• Work instruction:
Look for "chevron" in each line of the records, and copy the lines that have it.

• Input material:
⁂

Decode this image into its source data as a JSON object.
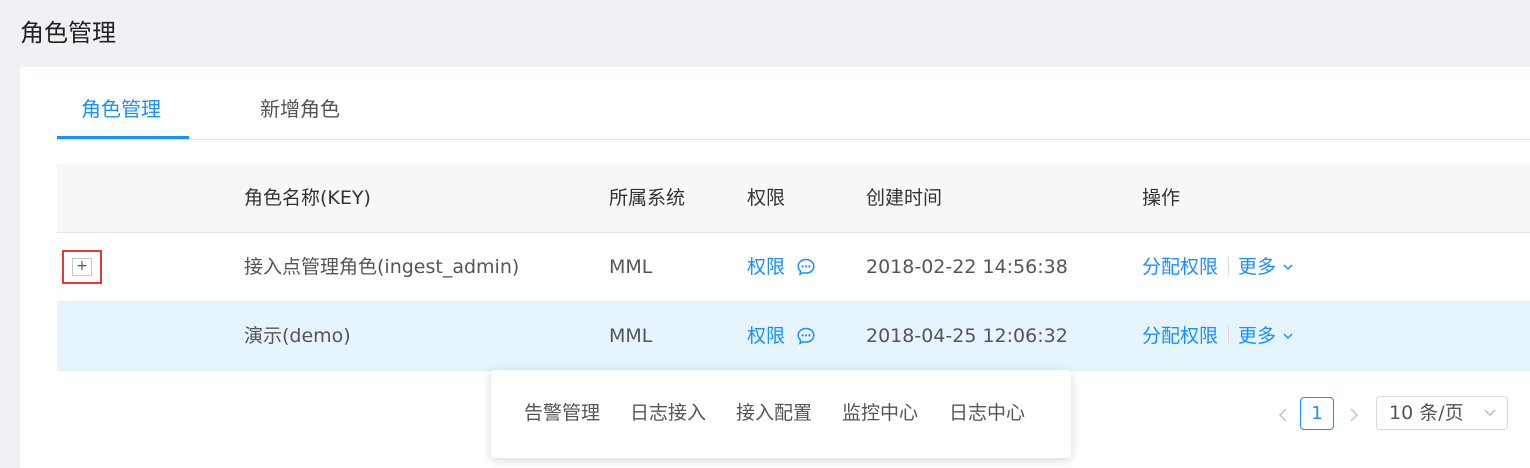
{
  "page": {
    "title": "角色管理"
  },
  "tabs": [
    {
      "label": "角色管理",
      "active": true
    },
    {
      "label": "新增角色",
      "active": false
    }
  ],
  "table": {
    "headers": {
      "name": "角色名称(KEY)",
      "system": "所属系统",
      "permission": "权限",
      "created": "创建时间",
      "actions": "操作"
    },
    "rows": [
      {
        "name": "接入点管理角色(ingest_admin)",
        "system": "MML",
        "permission": "权限",
        "created": "2018-02-22 14:56:38",
        "assign": "分配权限",
        "more": "更多",
        "expand_symbol": "+"
      },
      {
        "name": "演示(demo)",
        "system": "MML",
        "permission": "权限",
        "created": "2018-04-25 12:06:32",
        "assign": "分配权限",
        "more": "更多"
      }
    ]
  },
  "popover": {
    "items": [
      "告警管理",
      "日志接入",
      "接入配置",
      "监控中心",
      "日志中心"
    ]
  },
  "pagination": {
    "current_page": "1",
    "page_size": "10 条/页"
  },
  "colors": {
    "accent": "#1890ff",
    "selected_row": "#e6f5fd",
    "highlight_border": "#e53935",
    "page_bg": "#f0f1f4"
  },
  "icons": {
    "permission": "chat-bubble-icon",
    "more": "chevron-down-icon",
    "prev": "chevron-left-icon",
    "next": "chevron-right-icon"
  }
}
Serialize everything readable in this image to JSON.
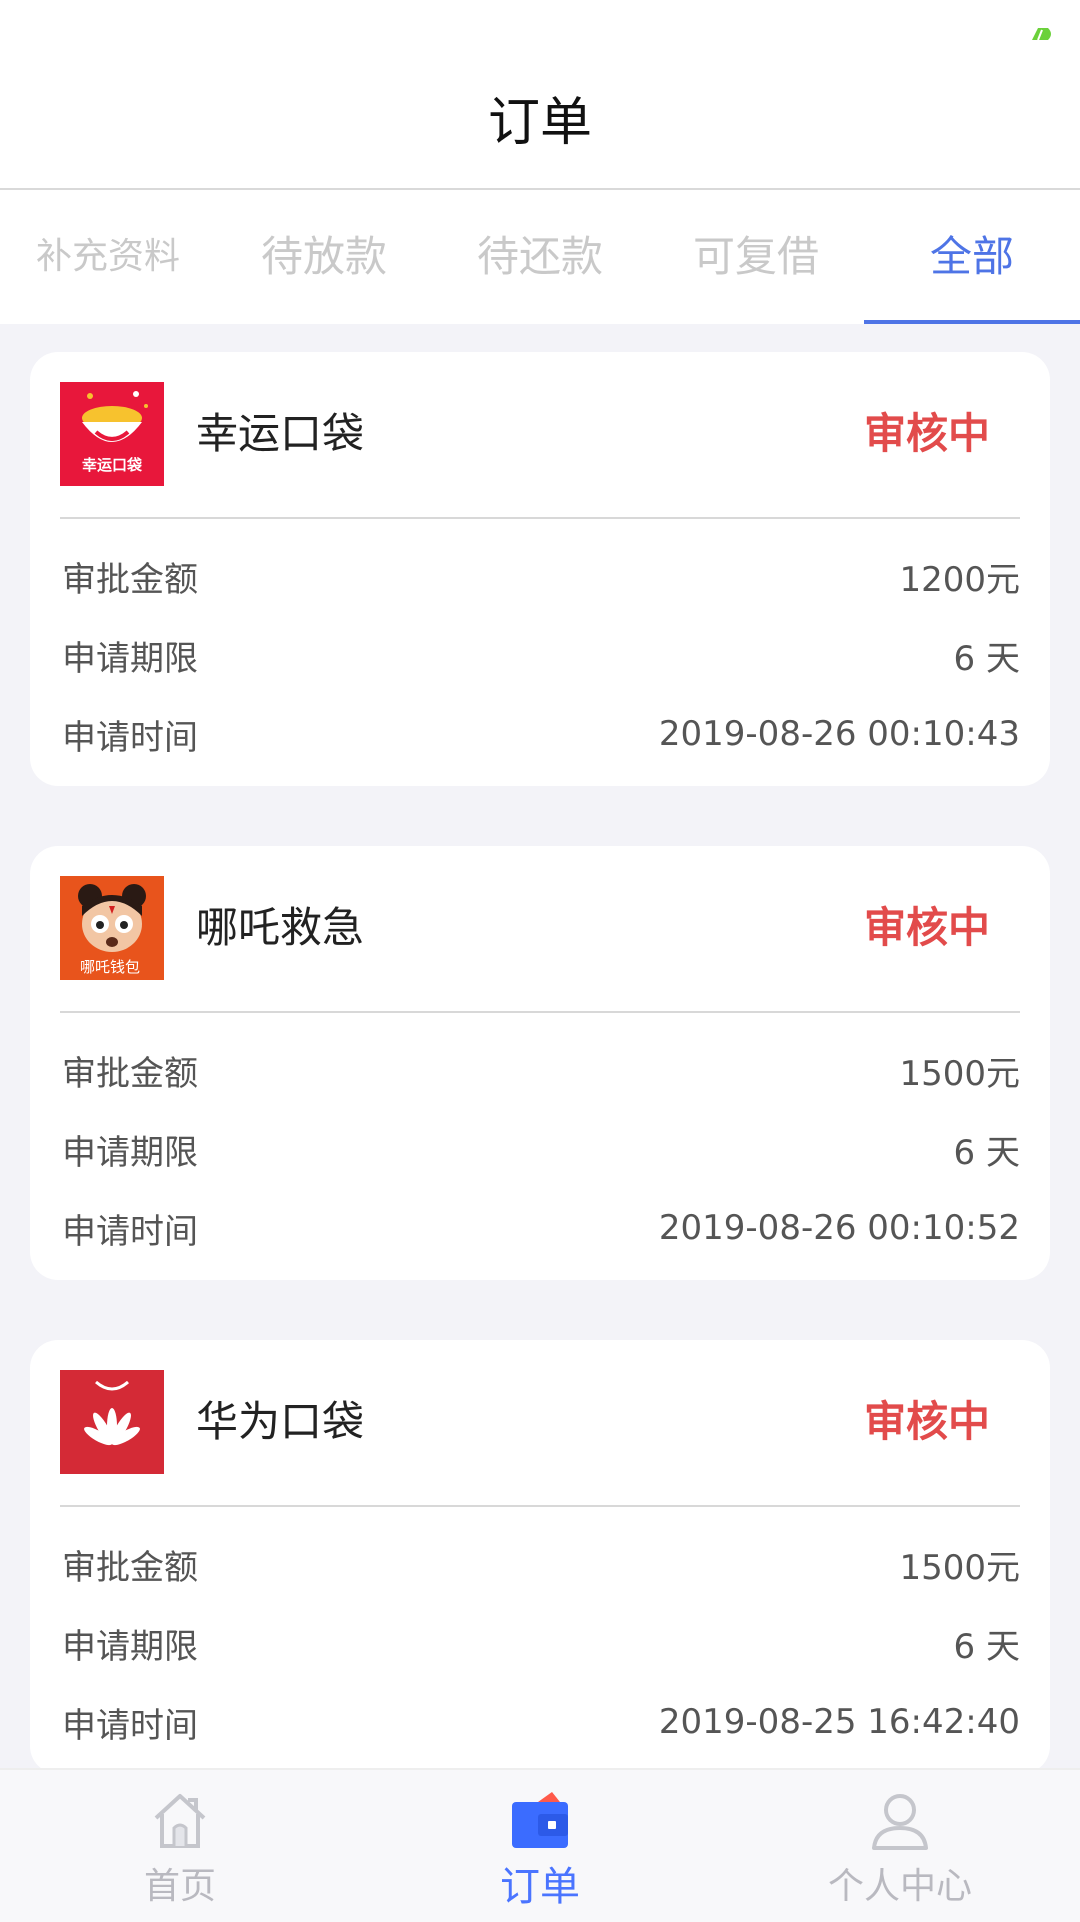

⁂

• Output for this exercise:
    "more": "chevron-down-icon",
    "prev": "chevron-left-icon",
    "next": "chevron-right-icon"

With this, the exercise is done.